• St. Simon the Carmelite performed miracles by giving a cup of water to the sick in the name of Mary.
• St. Clement Hofbauer converted hardened sinners by praying one devout Rosary.
• Asked which of the Vatican’s treasures was the greatest while giving a tour to visiting dignitaries, Pope Pius IX pulled out his Rosary and said, “This is the greatest treasure in the Vatican.”
• Alexander of Hales had such a strong devotion to Mary that he said he would never refuse a request made in Mary’s name. Among his students: St. Thomas Aquinas and St. Bonaventure.
• St. John Bosco said he founded his institute on the Rosary.
• St. Anselm wrote: “It is impossible that a devotee of Mary, who faithfully pays homage to Her and recommends his soul to her, should be damned.”

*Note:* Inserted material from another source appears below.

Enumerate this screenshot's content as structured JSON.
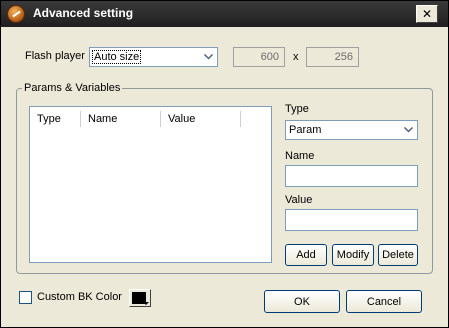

• St. Alphonsus de Liguori: “A true child of Mary will never be lost.”
• St. Bonaventure: “It is the privilege of the glory of Mary, that after God, our greatest happiness is from her.”
• St. Robert Bellarmine: “And who would ever dare to snatch these children from the arms of Mary when they have taken refuge there. What power of hell or what temptation can overcome them if they place their confidence in the patronage of this great Mother, the Mother of God, and of them?”
• St. Teresa of Avila: “The devotions we practice in honor of the glorious Virgin Mary, however trifling they may be, are very pleasing to Her Divine Son, and He rewards them with eternal glory.”
• St. Philip Neri: “Believe me, there is no more powerful means to obtain God’s grace than to employ the intercessions of the Holy Virgin.”
• St. Louis de Montfort: “When the Holy Spirit finds Mary in a soul, He enters that soul completely and communicates Himself completely to that soul.”
• St. Catherine of Siena: “Mary is the most sweet bait, chosen, prepared, and ordained by God, to catch the hearts of men.”
If the light is not yet beginning to dawn, here’s more: The Franciscans developed the 7 Crown Rosary, the Dominicans the 5 Decade Rosary, the Servites the 5 Sorrows Rosary, and the Carmelites the Brown Scapular. St. Bernard, commonly regarded as the most brilliant man and the greatest saint of his age, wrote a Marian prayer which has remained in common use for nearly a millennium: the Memorare. Of all the apparitions, locutions and miracles that have been given to us since the close of the Apostolic age, the three commonly regarded as the deepest, most dramatic and most continuing in their effects are the appearances of Mary at Guadalupe (resulting in the conversion of millions), at Lourdes (providing hope for the ill and suffering, and a showcase for the Church’s custody of miracles), and at Fatima (predicting the errors of Communism, a great war, and the triumph of the Immaculate Heart, particularly through Eucharistic Reparation and the Rosary).
Love upon Love
Mary’s role in our salvation, our recognition of that role, and our consequent devotion to her are all the direct result of the will of God. St. Bernard of Clairvaux stated it well when he said that God wishes us to have everything through Mary. That’s simply the Father’s plan for us. And the great truth about the Father’s will is that His will is synonymous with love. So every gift God gives is not only for the benefit of the one who receives the gift directly, but also for the benefit of all those who are to receive the gift indirectly. Every gift is for the building up of Christ's body the Church. Because the Father loves His only Son, He willed that, when He became man, he should have a mother. Because God loves His only Son and His mother, He willed that His mother should have certain prerogatives, certain special gifts of grace which make her, as Wordsworth said, “our tainted nature’s solitary boast”.
And because God loves His only Son, and His mother, and each of us, He willed that His mother should play an intimate role in the work of redemption so that we also can know and love not only His Son, but the divinely-ordained mother of His Son; not only the Man but the Woman as well; not only the baby Jesus but the one He called “mama”, whose special feast the whole Church so rightly celebrates today: Mary, the mother of Jesus Christ and our mother too—Mary, the Glorious and Ever-Virgin Mother of God.